The thing with resolutions is that you need not make a physical list, but your mind, whether you like it or not, takes mental notes on all the things you need to do and constantly reminds you of them.
Here we are once again, with another resolution list with only two items ticked off, but it has been a remarkable year, and no one has the time to entertain self-loathing this time.
The collective entertainment industry proved that it was no longer a nursing baby but a toddler learning to run.
It was a great year to be an artist in this country because so much happened, which was sure to make you a household name, but only if you could grab opportunity by the horns and ride it into the sunset.
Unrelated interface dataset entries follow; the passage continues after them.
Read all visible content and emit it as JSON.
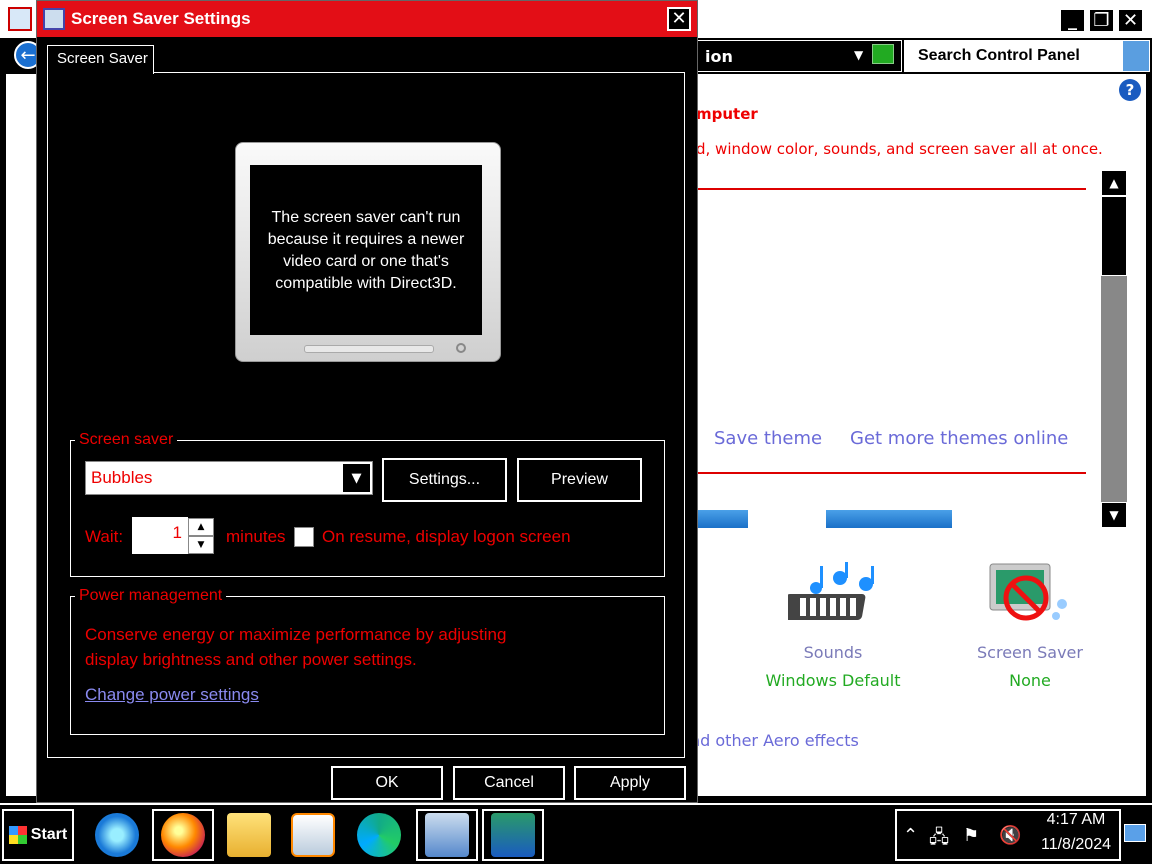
{
  "dialog": {
    "title": "Screen Saver Settings",
    "close_label": "✕",
    "tab_label": "Screen Saver",
    "preview_message": "The screen saver can't run because it requires a newer video card or one that's compatible with Direct3D.",
    "screen_saver_group": "Screen saver",
    "selected_saver": "Bubbles",
    "settings_label": "Settings...",
    "preview_label": "Preview",
    "wait_label": "Wait:",
    "wait_value": "1",
    "minutes_label": "minutes",
    "resume_label": "On resume, display logon screen",
    "resume_checked": false,
    "power_group": "Power management",
    "power_desc": "Conserve energy or maximize performance by adjusting display brightness and other power settings.",
    "power_link": "Change power settings",
    "ok_label": "OK",
    "cancel_label": "Cancel",
    "apply_label": "Apply"
  },
  "control_panel": {
    "address_text": "ion",
    "search_placeholder": "Search Control Panel",
    "help_label": "?",
    "heading": "mputer",
    "description": "d, window color, sounds, and screen saver all at once.",
    "save_theme": "Save theme",
    "get_more_themes": "Get more themes online",
    "items": [
      {
        "label": "Sounds",
        "value": "Windows Default",
        "icon": "sounds-icon"
      },
      {
        "label": "Screen Saver",
        "value": "None",
        "icon": "screen-saver-icon"
      }
    ],
    "partial_dots": "..",
    "aero_text": "nd other Aero effects"
  },
  "taskbar": {
    "start_label": "Start",
    "apps": [
      "internet-explorer-icon",
      "firefox-icon",
      "file-explorer-icon",
      "media-player-icon",
      "edge-icon",
      "control-panel-icon",
      "screen-saver-settings-icon"
    ],
    "time": "4:17 AM",
    "date": "11/8/2024"
  },
  "colors": {
    "title_red": "#e30e16",
    "text_red": "#e00",
    "link_blue": "#8a8af0",
    "value_green": "#2a2"
  }
}
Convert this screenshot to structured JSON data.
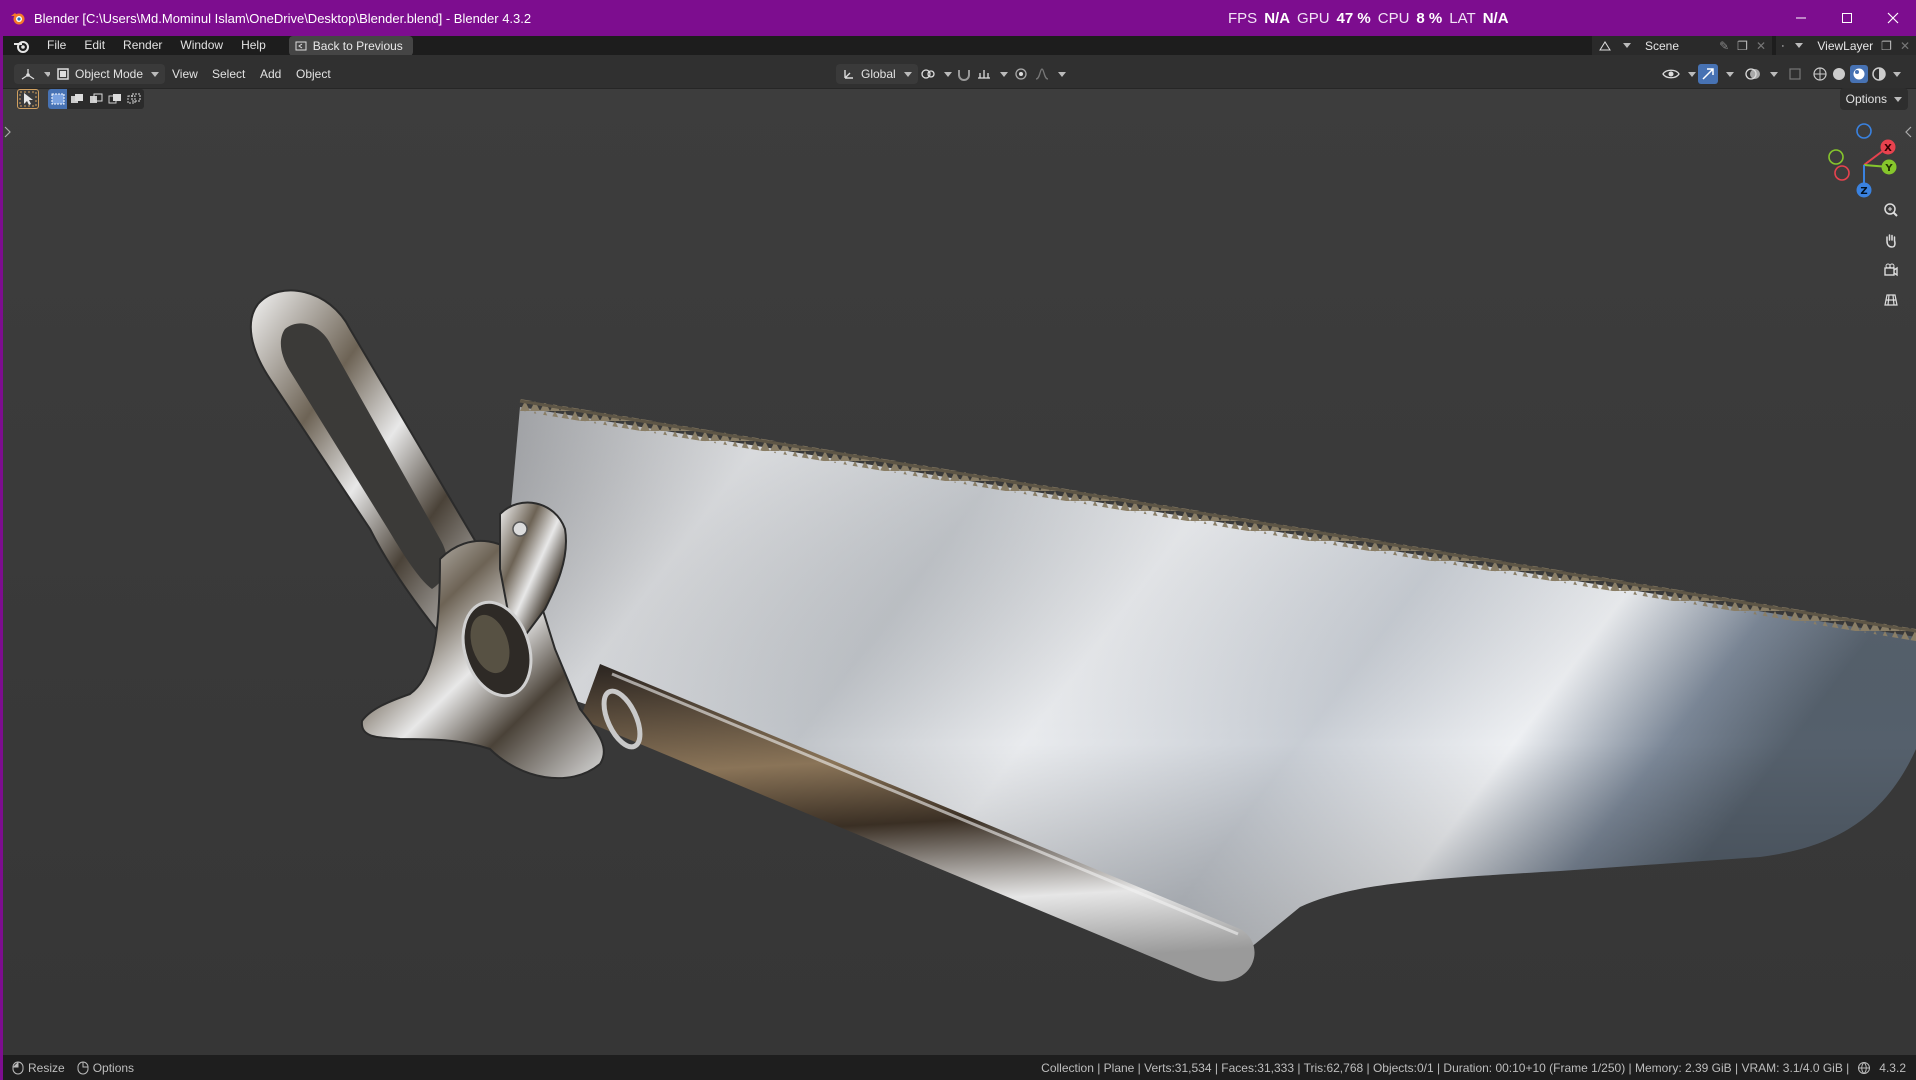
{
  "titlebar": {
    "title": "Blender [C:\\Users\\Md.Mominul Islam\\OneDrive\\Desktop\\Blender.blend] - Blender 4.3.2",
    "perf": {
      "fps_label": "FPS",
      "fps_value": "N/A",
      "gpu_label": "GPU",
      "gpu_value": "47 %",
      "cpu_label": "CPU",
      "cpu_value": "8 %",
      "lat_label": "LAT",
      "lat_value": "N/A"
    },
    "minimize_icon": "minimize-icon",
    "maximize_icon": "maximize-icon",
    "close_icon": "close-icon"
  },
  "menubar": {
    "items": [
      "File",
      "Edit",
      "Render",
      "Window",
      "Help"
    ],
    "back_button": "Back to Previous",
    "scene_name": "Scene",
    "view_layer": "ViewLayer"
  },
  "header": {
    "mode": "Object Mode",
    "menus": [
      "View",
      "Select",
      "Add",
      "Object"
    ],
    "transform_orientation": "Global"
  },
  "toolbar": {
    "options_label": "Options"
  },
  "gizmo": {
    "x_label": "X",
    "y_label": "Y",
    "z_label": "Z"
  },
  "statusbar": {
    "resize_label": "Resize",
    "options_label": "Options",
    "stats": "Collection | Plane | Verts:31,534 | Faces:31,333 | Tris:62,768 | Objects:0/1 | Duration: 00:10+10 (Frame 1/250) | Memory: 2.39 GiB | VRAM: 3.1/4.0 GiB |",
    "version": "4.3.2"
  },
  "colors": {
    "titlebar": "#7d0d8f",
    "viewport_bg": "#3a3a3a",
    "axis_x": "#e8424e",
    "axis_y": "#86c62c",
    "axis_z": "#3a82e0"
  }
}
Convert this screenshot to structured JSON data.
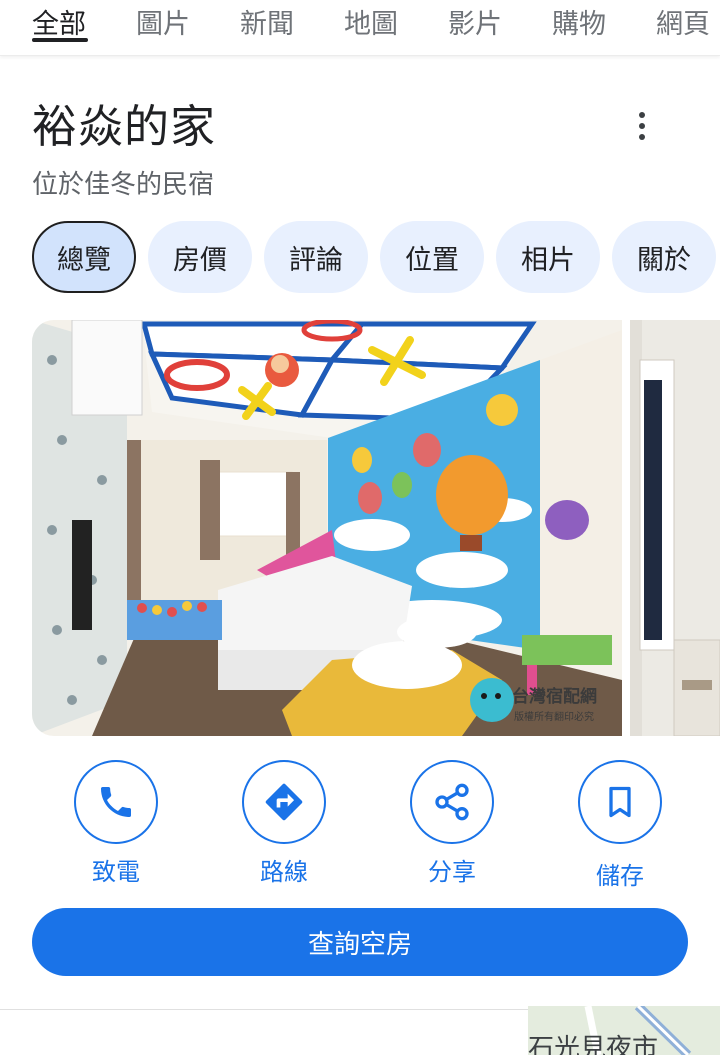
{
  "search_tabs": [
    "全部",
    "圖片",
    "新聞",
    "地圖",
    "影片",
    "購物",
    "網頁"
  ],
  "place": {
    "name": "裕焱的家",
    "subtitle": "位於佳冬的民宿"
  },
  "chips": [
    "總覽",
    "房價",
    "評論",
    "位置",
    "相片",
    "關於"
  ],
  "photo": {
    "watermark_title": "台灣宿配網",
    "watermark_sub": "版權所有翻印必究"
  },
  "actions": {
    "call": "致電",
    "directions": "路線",
    "share": "分享",
    "save": "儲存"
  },
  "availability_button": "查詢空房",
  "map_label": "石光見夜市",
  "colors": {
    "accent": "#1a73e8",
    "chip_bg": "#e8f0fe",
    "chip_active_bg": "#d2e3fc"
  }
}
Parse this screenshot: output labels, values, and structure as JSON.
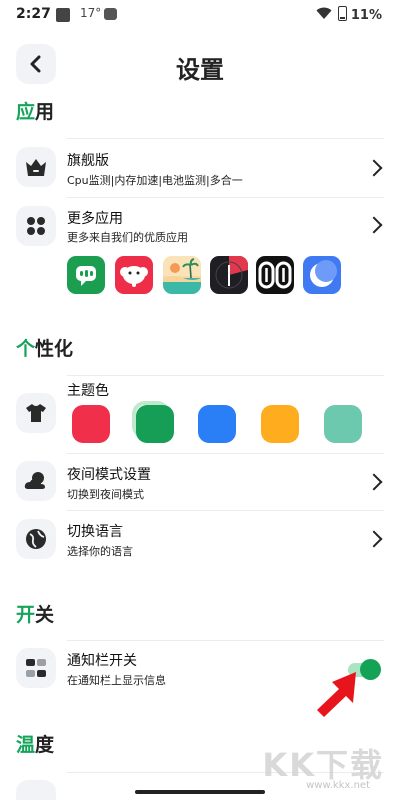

One of the biggest highlights on the music scene was when word broke of Gazza and the Dogg releasing a collaborative album.
The artists had a feud for years, but finally buried the hatchet and surprised both sets of fans when they performed together at the Namibia Annual Music Awards (NAMAs).
However, no one anticipated that the multi-award winning duo would go as far as releasing an album together.
I hope that the youngsters took a page from their book and realised that beefing with other artists will not get you far and is not as much fun as most of them believe.
Having three internationally acclaimed, award-winning acts perform for the first time in Namibia proved another win for the music industry.
Nigerian duo P-Square were the first to perform, followed by Davido, and lastly the legendary Salif Keita.
Having three huge artists perform a few weeks apart would have been impossible a few years ago but with the growth of the industry, it’s only a matter of time before local artists start performing next to Trey Songs or Chris Brown.
These artists also helped local artists work on their artistry because they all had to be at their best for audiences to notice them performing with people who cast such a big shadow because of their international acclaim.
Surprisingly, former Gal Level duo Freeda and Daphne proved that they are just as good on their own as they are together.
With performances all over the country and inspired solo albums, the girls earned the public’s respect and the right to the status of successful solo artists.
It was also a good year for the film and theatre industry because they had their biennial awards this year.
The awards recognised various individuals both in the film and theatre industry for their hard work over the past two years and they relished the accolades.
Florian Schotts’ “Everything Happens for a Reason” received the most votes in the Afrinolly Shortfilm Competition.
The international competition has a youth-focus with a singular concentration on the next generation of filmmakers, and it not only put Schott on the map but Namibian filmmakers as a whole.
With the help of Bryan Ramkilawan, the CEO of the Cape Town Fashion Council (CTFC), local designers and stakeholders in the fashion industry were able to form the Namibia Fashion Council.
This was a significant milestone in ensuring that designers not only work towards building profitable brands but also contribute to the economy of the country.
Those are but a few of the events that made headlines this year, with many more in between. One can only hope that next year is just as eventful.